**What is expected**
Print every line exactly as it appears in the material below.

===== Record excerpts =====

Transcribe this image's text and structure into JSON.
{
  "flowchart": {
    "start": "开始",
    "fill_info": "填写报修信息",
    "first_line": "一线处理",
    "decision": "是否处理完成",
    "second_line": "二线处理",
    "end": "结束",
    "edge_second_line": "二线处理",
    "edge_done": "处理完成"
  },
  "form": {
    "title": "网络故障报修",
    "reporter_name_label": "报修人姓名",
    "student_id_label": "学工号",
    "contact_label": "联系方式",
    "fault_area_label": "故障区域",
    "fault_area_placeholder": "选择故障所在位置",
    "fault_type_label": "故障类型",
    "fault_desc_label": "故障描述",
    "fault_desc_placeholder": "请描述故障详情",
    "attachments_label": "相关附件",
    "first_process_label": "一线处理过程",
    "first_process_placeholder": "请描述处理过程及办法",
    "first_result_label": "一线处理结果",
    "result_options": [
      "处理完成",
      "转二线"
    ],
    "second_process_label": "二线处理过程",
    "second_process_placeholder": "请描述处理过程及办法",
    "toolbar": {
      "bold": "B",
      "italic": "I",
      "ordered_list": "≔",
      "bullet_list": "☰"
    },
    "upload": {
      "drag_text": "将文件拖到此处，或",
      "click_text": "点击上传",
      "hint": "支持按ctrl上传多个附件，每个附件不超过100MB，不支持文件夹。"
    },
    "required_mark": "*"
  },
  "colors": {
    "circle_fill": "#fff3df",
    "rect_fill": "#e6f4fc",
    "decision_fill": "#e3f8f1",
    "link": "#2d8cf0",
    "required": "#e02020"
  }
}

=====

**Reply**
Transcribe this image's text and structure into JSON.
{
  "flowchart": {
    "start": "开始",
    "fill_info": "填写报修信息",
    "first_line": "一线处理",
    "decision": "是否处理完成",
    "second_line": "二线处理",
    "end": "结束",
    "edge_second_line": "二线处理",
    "edge_done": "处理完成"
  },
  "form": {
    "title": "网络故障报修",
    "reporter_name_label": "报修人姓名",
    "student_id_label": "学工号",
    "contact_label": "联系方式",
    "fault_area_label": "故障区域",
    "fault_area_placeholder": "选择故障所在位置",
    "fault_type_label": "故障类型",
    "fault_desc_label": "故障描述",
    "fault_desc_placeholder": "请描述故障详情",
    "attachments_label": "相关附件",
    "first_process_label": "一线处理过程",
    "first_process_placeholder": "请描述处理过程及办法",
    "first_result_label": "一线处理结果",
    "result_options": [
      "处理完成",
      "转二线"
    ],
    "second_process_label": "二线处理过程",
    "second_process_placeholder": "请描述处理过程及办法",
    "toolbar": {
      "bold": "B",
      "italic": "I",
      "ordered_list": "≔",
      "bullet_list": "☰"
    },
    "upload": {
      "drag_text": "将文件拖到此处，或",
      "click_text": "点击上传",
      "hint": "支持按ctrl上传多个附件，每个附件不超过100MB，不支持文件夹。"
    },
    "required_mark": "*"
  },
  "colors": {
    "circle_fill": "#fff3df",
    "rect_fill": "#e6f4fc",
    "decision_fill": "#e3f8f1",
    "link": "#2d8cf0",
    "required": "#e02020"
  }
}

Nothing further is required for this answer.